False. First of all, the current DOJ position is that the President cannot be charged with a federal crime while in office; if Trump were no longer the president, he could be criminally charged in connection with the Ukraine affair (or anything else).  More importantly, even though a president can’t be charged with a federal crime while in office (because, as head of the DOJ, he would in effect be acting as prosecutor and defendant in such an action), he can certainly commit a federal crime while in office.  That, of course, is the whole point of an impeachment proceeding; Presidents Nixon and Clinton were both charged with the crime of obstruction of justice, though the charge was contained not in a criminal indictment but in Articles of Impeachment.

2. It’s not “witness tampering,” because nobody’s been charged with anything at this point, and therefore there aren’t any witnesses who could have been “influence[d]” or “prevent[ed]” from testifying.

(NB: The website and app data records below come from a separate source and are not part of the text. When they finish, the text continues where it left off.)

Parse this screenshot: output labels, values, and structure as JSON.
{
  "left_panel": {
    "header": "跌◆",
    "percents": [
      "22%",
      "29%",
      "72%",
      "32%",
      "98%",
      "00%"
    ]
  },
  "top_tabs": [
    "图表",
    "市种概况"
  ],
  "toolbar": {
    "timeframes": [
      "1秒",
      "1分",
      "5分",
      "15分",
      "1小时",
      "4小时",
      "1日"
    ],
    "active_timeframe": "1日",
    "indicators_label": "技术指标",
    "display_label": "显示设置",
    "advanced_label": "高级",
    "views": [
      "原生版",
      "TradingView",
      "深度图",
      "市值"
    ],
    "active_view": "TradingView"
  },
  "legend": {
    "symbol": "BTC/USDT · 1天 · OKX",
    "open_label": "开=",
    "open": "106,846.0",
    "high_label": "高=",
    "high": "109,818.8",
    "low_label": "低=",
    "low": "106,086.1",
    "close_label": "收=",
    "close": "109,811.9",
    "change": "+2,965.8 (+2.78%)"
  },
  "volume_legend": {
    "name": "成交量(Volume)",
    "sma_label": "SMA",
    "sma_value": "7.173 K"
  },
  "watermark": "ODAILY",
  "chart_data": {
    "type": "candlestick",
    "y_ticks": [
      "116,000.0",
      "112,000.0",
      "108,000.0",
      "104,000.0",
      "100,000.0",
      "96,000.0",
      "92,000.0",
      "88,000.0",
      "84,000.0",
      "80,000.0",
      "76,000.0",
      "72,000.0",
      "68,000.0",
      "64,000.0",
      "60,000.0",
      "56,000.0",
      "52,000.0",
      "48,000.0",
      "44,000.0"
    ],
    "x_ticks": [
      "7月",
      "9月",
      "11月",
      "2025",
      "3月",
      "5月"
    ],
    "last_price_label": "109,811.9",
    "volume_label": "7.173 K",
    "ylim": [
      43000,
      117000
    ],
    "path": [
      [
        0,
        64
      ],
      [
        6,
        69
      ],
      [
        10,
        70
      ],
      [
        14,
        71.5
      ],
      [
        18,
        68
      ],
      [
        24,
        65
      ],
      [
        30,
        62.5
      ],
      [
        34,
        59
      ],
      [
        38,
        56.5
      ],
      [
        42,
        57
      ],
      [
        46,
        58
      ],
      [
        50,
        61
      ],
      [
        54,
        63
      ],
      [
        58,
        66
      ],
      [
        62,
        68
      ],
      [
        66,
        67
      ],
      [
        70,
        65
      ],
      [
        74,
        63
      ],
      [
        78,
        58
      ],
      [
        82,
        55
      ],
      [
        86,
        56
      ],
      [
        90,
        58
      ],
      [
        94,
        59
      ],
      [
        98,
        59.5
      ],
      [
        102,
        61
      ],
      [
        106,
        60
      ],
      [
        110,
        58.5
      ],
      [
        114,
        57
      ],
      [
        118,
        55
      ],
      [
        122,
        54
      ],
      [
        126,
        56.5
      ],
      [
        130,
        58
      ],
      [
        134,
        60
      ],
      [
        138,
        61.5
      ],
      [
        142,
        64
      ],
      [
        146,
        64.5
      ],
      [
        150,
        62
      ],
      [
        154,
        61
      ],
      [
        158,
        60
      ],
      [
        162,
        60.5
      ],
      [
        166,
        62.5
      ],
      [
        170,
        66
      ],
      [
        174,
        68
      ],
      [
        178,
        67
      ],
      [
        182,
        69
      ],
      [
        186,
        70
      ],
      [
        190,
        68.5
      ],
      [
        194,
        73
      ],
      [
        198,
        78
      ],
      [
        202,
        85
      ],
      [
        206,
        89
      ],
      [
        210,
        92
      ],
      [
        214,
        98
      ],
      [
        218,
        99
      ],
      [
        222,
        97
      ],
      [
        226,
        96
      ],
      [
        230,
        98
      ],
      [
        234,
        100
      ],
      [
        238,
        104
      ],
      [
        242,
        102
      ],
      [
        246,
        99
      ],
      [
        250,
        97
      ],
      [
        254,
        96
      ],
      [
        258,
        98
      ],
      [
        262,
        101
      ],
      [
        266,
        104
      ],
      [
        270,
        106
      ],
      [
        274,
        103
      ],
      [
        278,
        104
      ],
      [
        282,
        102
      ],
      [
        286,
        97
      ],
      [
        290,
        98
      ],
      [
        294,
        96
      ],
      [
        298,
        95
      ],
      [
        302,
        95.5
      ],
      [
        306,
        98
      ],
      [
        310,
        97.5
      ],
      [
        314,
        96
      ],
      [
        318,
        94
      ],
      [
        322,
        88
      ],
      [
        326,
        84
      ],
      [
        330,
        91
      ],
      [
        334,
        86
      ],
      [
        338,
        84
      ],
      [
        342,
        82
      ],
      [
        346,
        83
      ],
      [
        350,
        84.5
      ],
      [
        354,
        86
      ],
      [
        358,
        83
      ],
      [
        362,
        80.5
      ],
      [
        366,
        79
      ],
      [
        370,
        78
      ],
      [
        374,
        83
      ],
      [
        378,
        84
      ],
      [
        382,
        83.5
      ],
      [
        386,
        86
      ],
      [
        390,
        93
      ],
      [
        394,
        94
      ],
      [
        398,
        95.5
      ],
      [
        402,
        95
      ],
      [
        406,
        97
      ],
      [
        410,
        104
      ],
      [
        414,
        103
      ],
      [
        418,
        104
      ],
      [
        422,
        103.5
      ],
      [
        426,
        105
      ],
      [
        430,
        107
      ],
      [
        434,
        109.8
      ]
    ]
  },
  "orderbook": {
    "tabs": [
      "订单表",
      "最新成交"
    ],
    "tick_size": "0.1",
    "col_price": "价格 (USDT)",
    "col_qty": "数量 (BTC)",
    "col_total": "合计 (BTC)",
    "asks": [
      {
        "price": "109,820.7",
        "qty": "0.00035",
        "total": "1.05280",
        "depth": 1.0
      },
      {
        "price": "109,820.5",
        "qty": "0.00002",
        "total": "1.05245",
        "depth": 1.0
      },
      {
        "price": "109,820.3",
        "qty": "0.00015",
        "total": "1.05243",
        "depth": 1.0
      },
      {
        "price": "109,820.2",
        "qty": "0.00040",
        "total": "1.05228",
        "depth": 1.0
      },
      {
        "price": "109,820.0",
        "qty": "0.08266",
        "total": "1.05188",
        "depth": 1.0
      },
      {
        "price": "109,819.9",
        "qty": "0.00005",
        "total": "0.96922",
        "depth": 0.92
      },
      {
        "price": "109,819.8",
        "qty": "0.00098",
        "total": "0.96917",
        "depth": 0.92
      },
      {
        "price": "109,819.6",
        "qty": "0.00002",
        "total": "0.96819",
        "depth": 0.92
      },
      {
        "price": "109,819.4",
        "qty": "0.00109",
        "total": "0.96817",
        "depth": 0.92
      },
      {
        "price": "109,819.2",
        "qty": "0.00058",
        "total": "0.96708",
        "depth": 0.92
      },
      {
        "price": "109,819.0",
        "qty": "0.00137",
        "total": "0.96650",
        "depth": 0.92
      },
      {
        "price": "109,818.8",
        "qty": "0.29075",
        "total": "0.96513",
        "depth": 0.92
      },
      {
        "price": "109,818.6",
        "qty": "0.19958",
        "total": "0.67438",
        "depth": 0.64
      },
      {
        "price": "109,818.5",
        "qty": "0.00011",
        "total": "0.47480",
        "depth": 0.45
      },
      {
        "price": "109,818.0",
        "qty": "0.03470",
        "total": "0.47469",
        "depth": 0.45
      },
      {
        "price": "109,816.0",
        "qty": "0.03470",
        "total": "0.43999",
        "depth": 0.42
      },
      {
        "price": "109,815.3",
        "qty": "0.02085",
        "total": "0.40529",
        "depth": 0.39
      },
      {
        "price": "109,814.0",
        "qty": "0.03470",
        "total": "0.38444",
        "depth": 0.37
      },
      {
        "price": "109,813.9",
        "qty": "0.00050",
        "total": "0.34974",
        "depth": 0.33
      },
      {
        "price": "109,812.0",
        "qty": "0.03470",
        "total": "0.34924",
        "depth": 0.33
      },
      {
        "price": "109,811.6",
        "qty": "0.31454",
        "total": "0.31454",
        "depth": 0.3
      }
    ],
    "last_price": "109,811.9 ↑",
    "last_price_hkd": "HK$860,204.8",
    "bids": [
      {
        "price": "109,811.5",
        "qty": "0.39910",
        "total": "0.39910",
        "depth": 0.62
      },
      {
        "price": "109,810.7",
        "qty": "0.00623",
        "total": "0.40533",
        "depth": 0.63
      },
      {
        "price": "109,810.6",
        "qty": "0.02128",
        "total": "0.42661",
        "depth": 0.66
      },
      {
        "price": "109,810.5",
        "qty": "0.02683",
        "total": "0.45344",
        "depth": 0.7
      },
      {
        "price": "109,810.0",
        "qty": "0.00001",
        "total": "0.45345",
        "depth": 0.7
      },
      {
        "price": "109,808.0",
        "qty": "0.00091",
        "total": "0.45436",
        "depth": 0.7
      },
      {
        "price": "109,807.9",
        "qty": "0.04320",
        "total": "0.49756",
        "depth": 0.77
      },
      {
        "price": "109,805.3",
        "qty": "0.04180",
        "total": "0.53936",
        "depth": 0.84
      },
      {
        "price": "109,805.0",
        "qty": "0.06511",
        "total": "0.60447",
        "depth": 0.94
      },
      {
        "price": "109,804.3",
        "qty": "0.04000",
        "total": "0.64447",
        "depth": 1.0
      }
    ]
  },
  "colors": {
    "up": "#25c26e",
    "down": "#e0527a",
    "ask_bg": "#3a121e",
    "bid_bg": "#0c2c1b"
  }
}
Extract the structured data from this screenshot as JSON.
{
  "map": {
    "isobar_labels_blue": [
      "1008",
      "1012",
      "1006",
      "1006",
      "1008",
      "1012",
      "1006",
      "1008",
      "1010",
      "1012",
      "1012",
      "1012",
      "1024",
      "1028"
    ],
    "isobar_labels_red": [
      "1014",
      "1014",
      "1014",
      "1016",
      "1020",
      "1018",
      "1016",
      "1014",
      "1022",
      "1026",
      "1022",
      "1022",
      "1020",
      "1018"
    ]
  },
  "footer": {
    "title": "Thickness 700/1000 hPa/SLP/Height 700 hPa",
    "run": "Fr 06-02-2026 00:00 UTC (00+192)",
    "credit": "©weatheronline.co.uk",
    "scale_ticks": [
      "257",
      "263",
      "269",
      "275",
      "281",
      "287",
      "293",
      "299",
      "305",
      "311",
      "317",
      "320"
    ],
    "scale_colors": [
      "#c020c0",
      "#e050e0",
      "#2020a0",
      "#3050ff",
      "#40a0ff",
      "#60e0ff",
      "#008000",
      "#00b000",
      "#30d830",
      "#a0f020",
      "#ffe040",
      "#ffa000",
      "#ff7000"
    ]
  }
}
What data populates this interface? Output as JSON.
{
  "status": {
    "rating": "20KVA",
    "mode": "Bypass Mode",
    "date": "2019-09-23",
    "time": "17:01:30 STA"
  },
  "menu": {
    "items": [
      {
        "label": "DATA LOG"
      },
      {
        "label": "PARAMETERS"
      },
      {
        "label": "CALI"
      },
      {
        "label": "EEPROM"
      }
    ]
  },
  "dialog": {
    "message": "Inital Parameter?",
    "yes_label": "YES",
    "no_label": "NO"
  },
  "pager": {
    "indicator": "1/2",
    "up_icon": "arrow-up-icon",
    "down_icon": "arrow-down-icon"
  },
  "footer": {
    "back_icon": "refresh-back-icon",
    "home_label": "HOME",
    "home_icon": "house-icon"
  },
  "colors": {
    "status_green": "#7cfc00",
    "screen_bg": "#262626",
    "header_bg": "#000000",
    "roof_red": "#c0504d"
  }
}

Wrong again. The statute refers to “testimony … in an official proceeding.”  An impeachment inquiry is an “official proceeding” (as is, I believe, any Congressional hearing).

3. “He was just joking—chill out! He wasn’t actually saying that the whistleblower should be executed!”

Well, that’s a harder one to deal with, I admit, especially because the President’s intent is an element of the crime.  I’m a little dubious, generally, about the “it’s a joke” defense, having heard it before, when Trump invited the Russians to hack Clinton’s server (which—coincidentally enough—began, according to various federal indictments and the Mueller Report, that very day).  And listening to the audiotape of his remarks, he certainly sounds like he’s not joking.  But again—it’s just a prima facie case we’ve got here; if Trump was joking, let him come forward, under oath, to say so.

4. “He couldn’t have intended to intimidate any potential witnesses, because he was speaking at a private event, and therefore had no reason to think that the targets of the supposed intimidation would ever hear about it.”

Again, this gets a “Maybe, but …” First off, this wasn’t really a “private” event like a family dinner or a confidential briefing by a few top aides; it was an event staged for hundreds of US employees (and their families), and it seems a bit disingenuous to suggest that Trump expected that his comments would not be made public or otherwise communicated to the officials in the White House and the Intelligence Community who were being accused of spying and treason. Furthermore, because we don’t know the identity of the individuals who were the target of Trump’s ire, and we don’t know (and perhaps Trump didn’t know) for certain that none of them were in the room.  UN Ambassador Kelly Craft, for instance, was in the room, and, as a senior official with international responsibilities, might have been the source of some of the leaked information.  So this is hardly like an offhand comment to a couple of friends over dinner; as unfortunate and intemperate as such comments might be, they wouldn’t, in that case, be directed specifically at the whistleblower or any of the whistleblower’s sources.  Here, it’s a little easier to presume—again, rebuttably—that Trump knew full well and intended that word of the threats would get to the “right” people.

As I said, perhaps some readers have other possible defenses they could proffer.  Please do—but I’d appreciate it if you could avoid discussion of the many irrelevant defenses that are simply variants of the “Fake News! Hillary’s email server! The Steele Dossier! What Biden did was worse!” etc. arguments.

 

Source link